While we still have a long way to go to fix the first issue, the second has just been resolved thanks to new legislation enacted by the NSW Parliament. This week the Public Health Amendment (Safe Access to Reproductive Health Clinics) Bill 2018 received Royal accent and is now law in NSW.
For 13 years I have work at the Marie Stopes clinic in Westmead. Almost every week I have seen the disruption and pain that picketers cause outside clinics. I have seen the deliberate baiting and abuse of women and their partners as they make their way in to the clinic. I have seen the hurt and anger they cause to patients and witnessed the feelings of lost privacy and dignity of patients who have been harassed.
I have seen so many women put up with the breathtakingly arrogant and deliberately upsetting behaviours of complete strangers. I know that we cannot take back those terrible experiences that many women have endured accessing abortion clinics over the years. However, this week as a community, we have finally acknowledged that women deserve the same dignity, respect and privacy that we all take for granted when accessing healthcare services.
Those who opposed the Safe Access Zones Bill have claimed that it will stifle free-speech, or herald some type of Orwellian future. It will do neither of these things. The same people who stood outside clinics last week will still be able to talk about their views, lobby politicians, and to pray. They just won’t be able to do these things at the expense of someone’s dignity and health.
It is sad that we need these zones but they are a key step in protecting the health of patients. They are also a necessary part of our community’s response to ensuring women are safe. After all, we live in a country where, according to the Australian Bureau of Statistics, more than a third of all women have experienced violence, and where more than a tenth of women have experienced stalking. These zones are a small part in creating safe spaces for women.
The cross party support shown by many in the NSW Parliament is heartening, especially the outstanding collaboration between the ALP’s Penny Sharpe and the National’s Trevor Khan.
I hope that this cross party support will soon extend to repeal outdated laws that still class abortion as a crime in NSW. That would truly show women that we not only respect their right to privacy and safety, we also trust them to make choices about their own reproductive destinies.

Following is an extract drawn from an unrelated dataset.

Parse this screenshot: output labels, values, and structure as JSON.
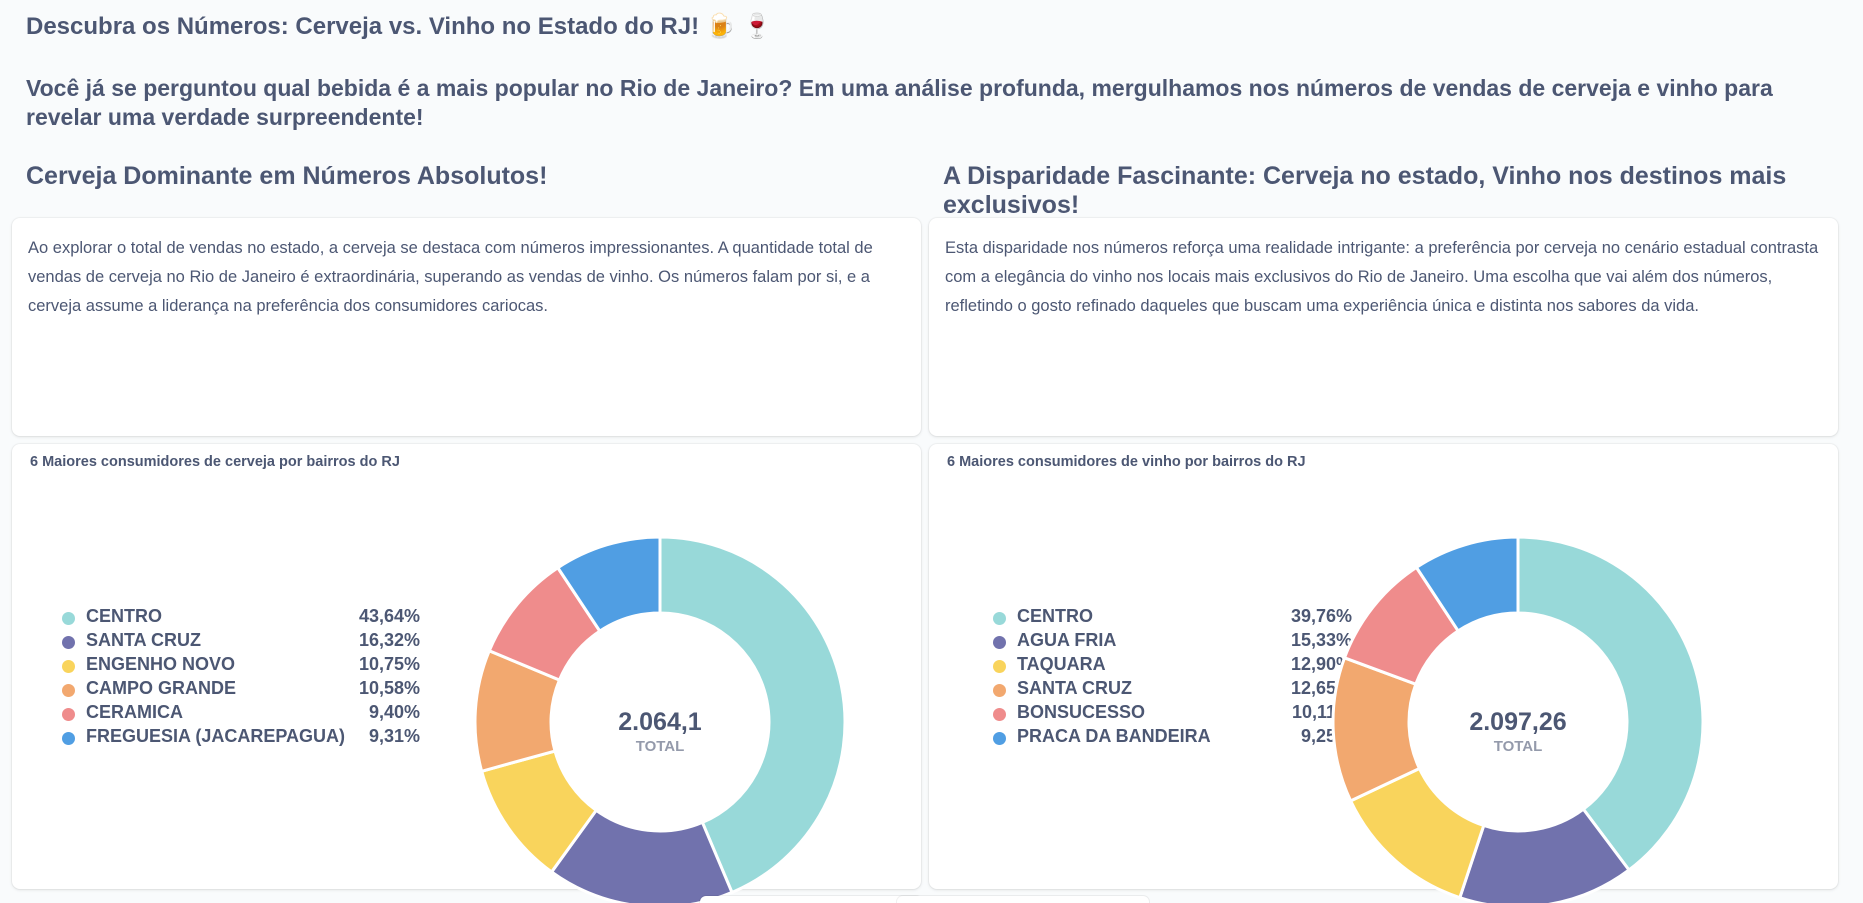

Dr Philip Goldstone is the Medical Director of Marie Stopes Australia